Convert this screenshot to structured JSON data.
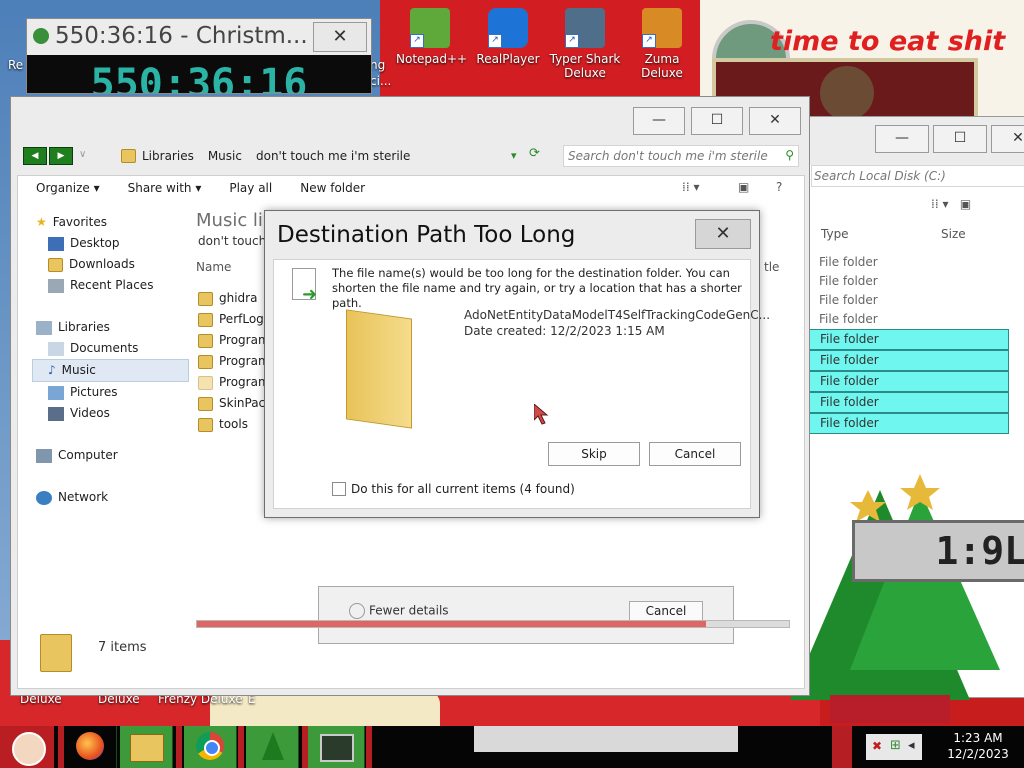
{
  "desktop": {
    "icons": [
      {
        "label": "Notepad++",
        "color": "#5fa83a",
        "icon": "notepad-plus-plus-icon"
      },
      {
        "label": "RealPlayer",
        "color": "#1e73d6",
        "icon": "realplayer-icon"
      },
      {
        "label": "Typer Shark Deluxe",
        "color": "#4f6e8a",
        "icon": "shark-icon"
      },
      {
        "label": "Zuma Deluxe",
        "color": "#d88a24",
        "icon": "zuma-icon"
      }
    ],
    "partial_left_label": "Re",
    "partial_label_2": "ng",
    "partial_label_3": "ci...",
    "bottom_labels": [
      "Deluxe",
      "Deluxe",
      "Frenzy Deluxe",
      "E"
    ],
    "banner_text": "time to eat shit"
  },
  "stopwatch": {
    "title": "550:36:16 - Christm...",
    "display": "550:36:16",
    "close_glyph": "✕"
  },
  "bg_window": {
    "search_placeholder": "Search Local Disk (C:)",
    "col_type": "Type",
    "col_size": "Size",
    "rows": [
      "File folder",
      "File folder",
      "File folder",
      "File folder",
      "File folder",
      "File folder",
      "File folder",
      "File folder",
      "File folder"
    ],
    "selected_from": 4
  },
  "explorer": {
    "breadcrumb": [
      "Libraries",
      "Music",
      "don't touch me i'm sterile"
    ],
    "search_placeholder": "Search don't touch me i'm sterile",
    "toolbar": {
      "organize": "Organize",
      "share_with": "Share with",
      "play_all": "Play all",
      "new_folder": "New folder"
    },
    "nav": {
      "favorites": "Favorites",
      "desktop": "Desktop",
      "downloads": "Downloads",
      "recent": "Recent Places",
      "libraries": "Libraries",
      "documents": "Documents",
      "music": "Music",
      "pictures": "Pictures",
      "videos": "Videos",
      "computer": "Computer",
      "network": "Network"
    },
    "lib_title": "Music lil",
    "lib_sub": "don't touch",
    "col_name": "Name",
    "col_title_partial": "tle",
    "files": [
      "ghidra",
      "PerfLogs",
      "Program",
      "Program",
      "Program",
      "SkinPack",
      "tools"
    ],
    "status": "7 items",
    "progress": 0.86
  },
  "copy_dialog": {
    "more_details": "Fewer details",
    "cancel": "Cancel"
  },
  "dialog": {
    "title": "Destination Path Too Long",
    "message": "The file name(s) would be too long for the destination folder.  You can shorten the file name and try again, or try a location that has a shorter path.",
    "filename": "AdoNetEntityDataModelT4SelfTrackingCodeGenC...",
    "date_created": "Date created: 12/2/2023 1:15 AM",
    "skip": "Skip",
    "cancel": "Cancel",
    "checkbox": "Do this for all current items (4 found)",
    "checkbox_checked": false
  },
  "taskbar": {
    "time": "1:23 AM",
    "date": "12/2/2023",
    "apps": [
      "santa-start-icon",
      "firefox-icon",
      "file-explorer-icon",
      "chrome-icon",
      "christmas-tree-icon",
      "terminal-icon"
    ]
  },
  "clock_widget": {
    "digits": "1:9L"
  }
}
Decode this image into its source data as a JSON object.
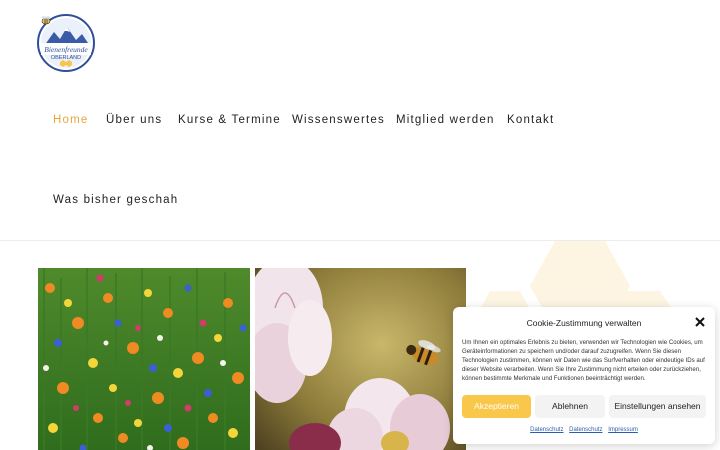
{
  "logo": {
    "line1": "Bienenfreunde",
    "line2": "OBERLAND"
  },
  "nav": {
    "items": [
      {
        "label": "Home",
        "active": true
      },
      {
        "label": "Über uns"
      },
      {
        "label": "Kurse & Termine"
      },
      {
        "label": "Wissenswertes"
      },
      {
        "label": "Mitglied werden"
      },
      {
        "label": "Kontakt"
      },
      {
        "label": "Was bisher geschah"
      }
    ]
  },
  "colors": {
    "accent": "#e8a53c",
    "accept_button": "#f9c74a",
    "link": "#2a5db0"
  },
  "cookie": {
    "title": "Cookie-Zustimmung verwalten",
    "text": "Um Ihnen ein optimales Erlebnis zu bieten, verwenden wir Technologien wie Cookies, um Geräteinformationen zu speichern und/oder darauf zuzugreifen. Wenn Sie diesen Technologien zustimmen, können wir Daten wie das Surfverhalten oder eindeutige IDs auf dieser Website verarbeiten. Wenn Sie Ihre Zustimmung nicht erteilen oder zurückziehen, können bestimmte Merkmale und Funktionen beeinträchtigt werden.",
    "accept": "Akzeptieren",
    "deny": "Ablehnen",
    "settings": "Einstellungen ansehen",
    "links": [
      "Datenschutz",
      "Datenschutz",
      "Impressum"
    ]
  }
}
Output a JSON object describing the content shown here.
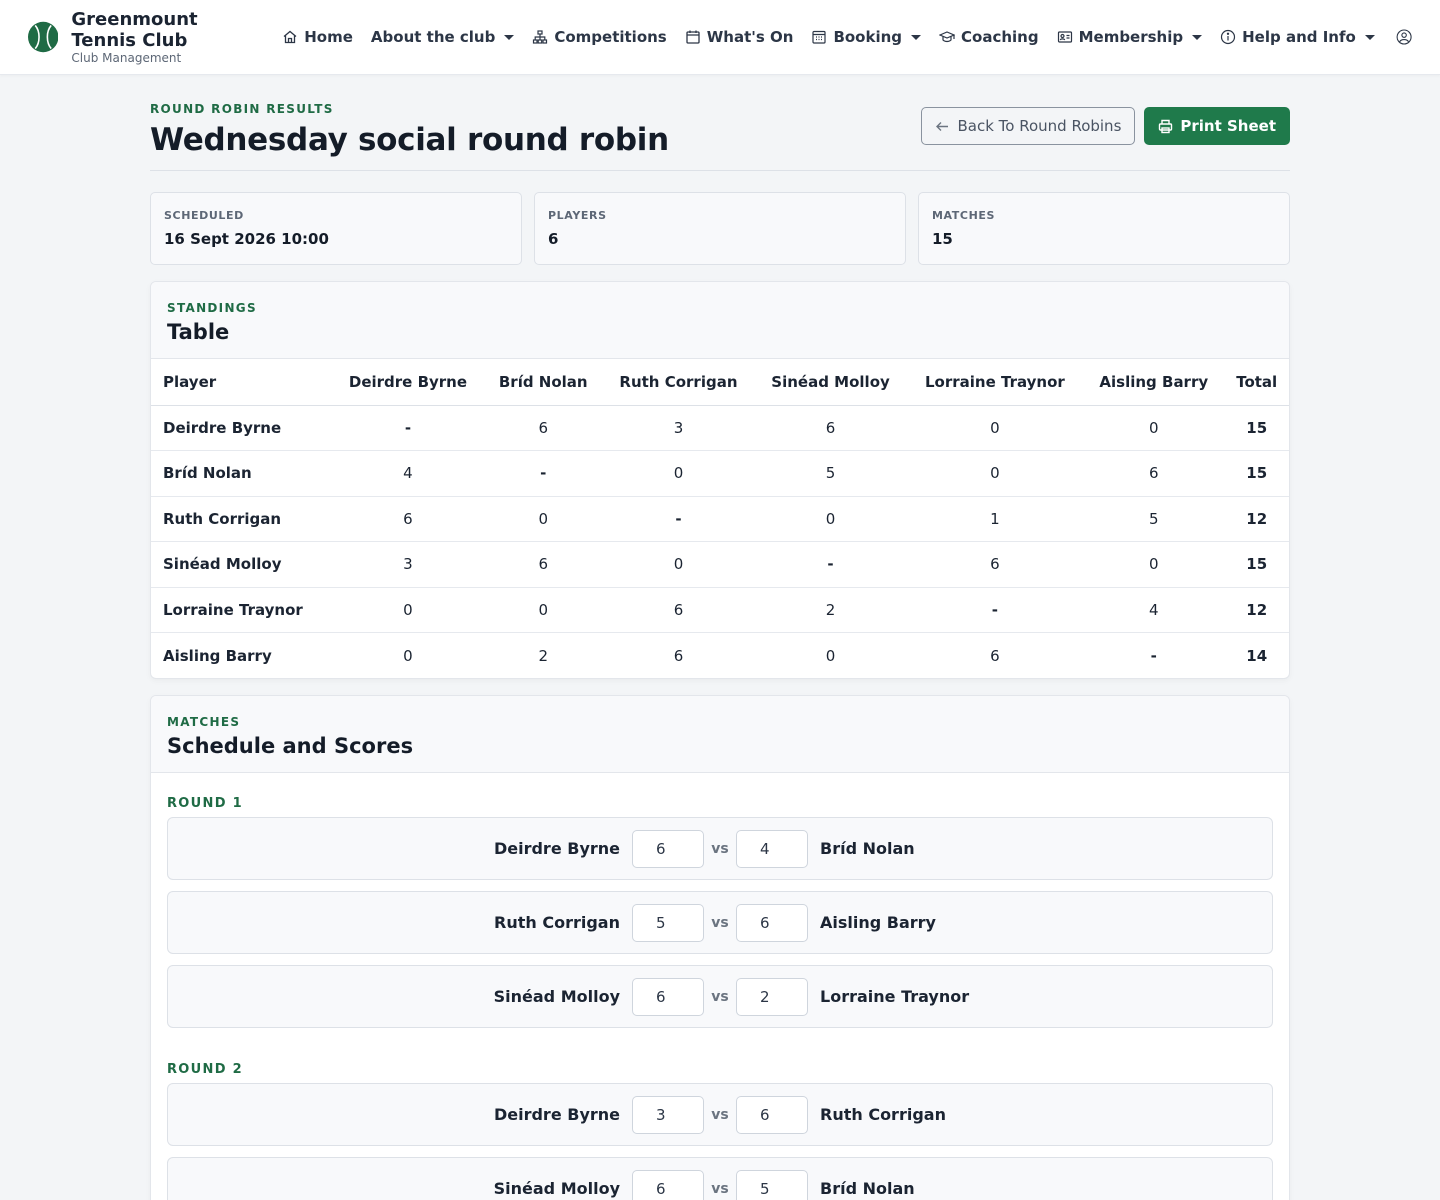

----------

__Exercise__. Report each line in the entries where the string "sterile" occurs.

__Task result__.
      "don't touch me i'm sterile"
    "search_placeholder": "Search don't touch me i'm sterile",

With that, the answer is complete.